Two children went astray in the woods, about four miles from Halifax. Their names were Jane Elizabeth, and Margaret Meagher; the elder six years and ten months old; the younger four years and six months. Some hundreds of people, many of them from Halifax, and comprising some military and Indians, went in search for several successive days. On Friday, a snowstorm occurred, and added painfully to the difficulties and depression on the subject. On Sunday, the remains of the children were found, about six miles from the home of their parents. They were found locked in each other's armsthe younger with its face on the cheek of the elder. The elder had rolled her apron about the more helpless babe. She had the looks of care and sorrow in death, as it, which is not uncommon in similar cases, premature respon. sibility was felt, and that to secure and shield the little innocent by her side was felt a duty. The younger seemed as if it met death in sleep. Their tender feet were much injured by travelling-in vain endeavours to reach home. What pangs must have introduced despair into the
NAPOLEON AND HIS PAGE.
childrens' minds, mid their loneliness and hunger, day after day, and night after night, in the wilderness! The parents of the children have been subjects of deep commiseration.
The remains of the little wanderers were interred, on Tuesday, in the burial-ground between Ellenvale and Allan's. They were laid in one coffin, and in the position in which they were discovered. They had a largely-attended funeral, notwithstanding the wet weather.

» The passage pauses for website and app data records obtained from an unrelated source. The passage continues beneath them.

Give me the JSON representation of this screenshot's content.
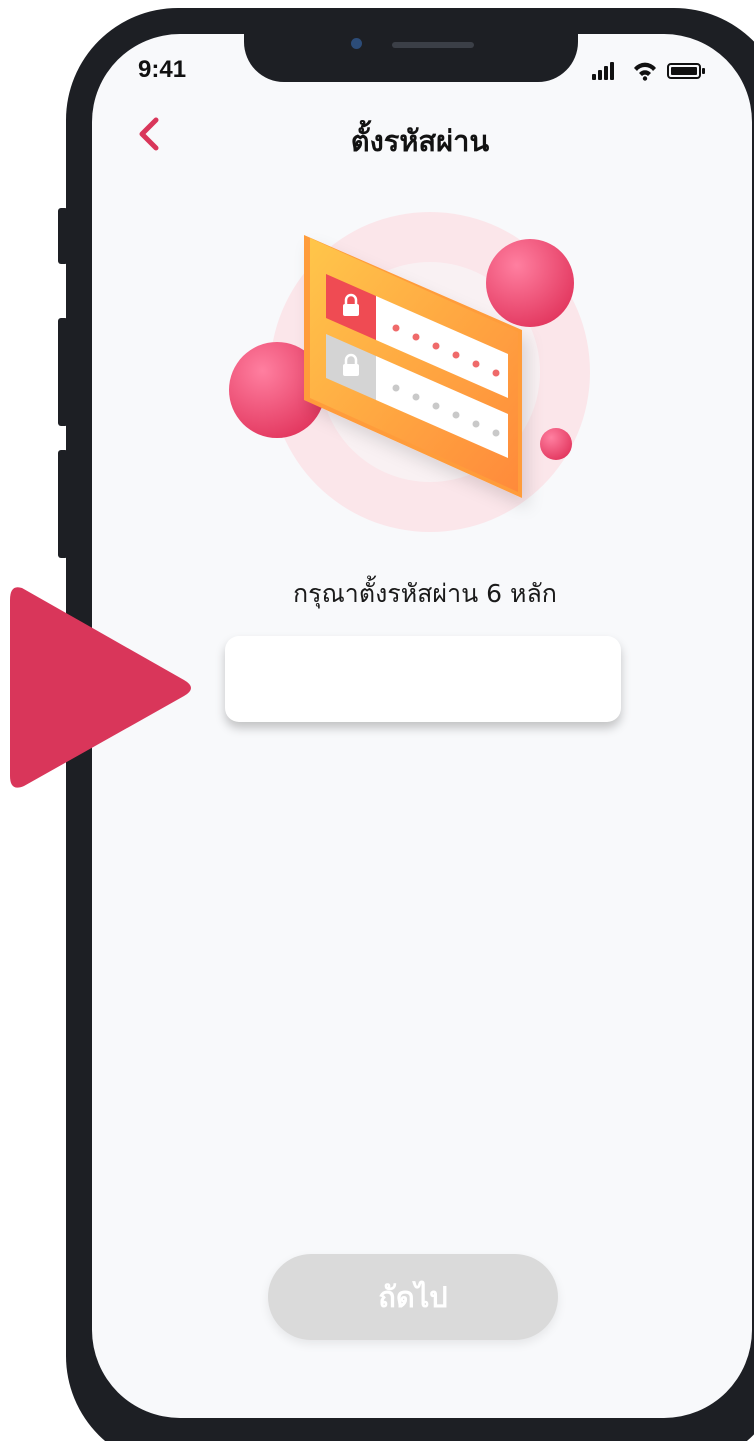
{
  "status_bar": {
    "time": "9:41",
    "icons": [
      "signal-icon",
      "wifi-icon",
      "battery-icon"
    ]
  },
  "header": {
    "back_icon": "chevron-left-icon",
    "title": "ตั้งรหัสผ่าน"
  },
  "illustration": {
    "description_icon": "password-lock-card-icon",
    "rows": [
      {
        "state": "active",
        "lock": "lock-icon",
        "dots": 6
      },
      {
        "state": "inactive",
        "lock": "lock-icon",
        "dots": 6
      }
    ]
  },
  "form": {
    "instruction": "กรุณาตั้งรหัสผ่าน 6 หลัก",
    "pin_value": "",
    "pin_placeholder": ""
  },
  "actions": {
    "next_label": "ถัดไป"
  },
  "colors": {
    "accent": "#d9365a",
    "screen_bg": "#f8f9fb",
    "button_disabled": "#dadada",
    "card_orange": "#ffb23f",
    "frame": "#1d1f24"
  },
  "overlay": {
    "pointer_icon": "play-triangle-icon"
  }
}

A reward of £5 was offered to the person who should discover the children. Mr. Peter Currie became entitled to the sum, but he generously declined accepting it; and suggested that it should be appropriated towards the erection of a monument over the grave.
The fine feeling and determination evinced by many of the inhabitants of Halifax, Dartmouth, and the settlements, on this melancholy occasion, deserves honourable notice. Many left their homes for four successive days, to continue the search through the woods; and constant endeavours were made to scothe the sufferings of the parents.
NAPOLEON AND HIS PAGE. When Napoleon returned to his palace, immediately after his defeat at Waterloo, he continued many hours without taken any refreshment. One of the grooms of the chamber ventured to serve up some coffee in his cabinet,
by the hands of a child, whom Napoleon had occasionally distinguished by his notice. The Emperor sat motionless, with his hand spread over his eyes. The page stood patiently before him, gazing with infantine curiosity on image which presented so strong a contrast to his own figure of simplicity and peace; at last the little attendant presented his tray, exclaiming, in the familiarity ofan age which knows so little distinctions, “Eat, sire,- it will do you good."
The Emperor looked at him, and asked, “ Do you not belong to Gonesse ?” (a village near Paris.)
· No, sire, I come from Pierrefite."
“Where your parents have a cottage and some acres of land ?"
“ Yes, sire."
“ There is true happiness,” replied that extraordinary being, who, a short time before bad compelled continental Europe to crouch at his feet !
For your Saviour rules it all.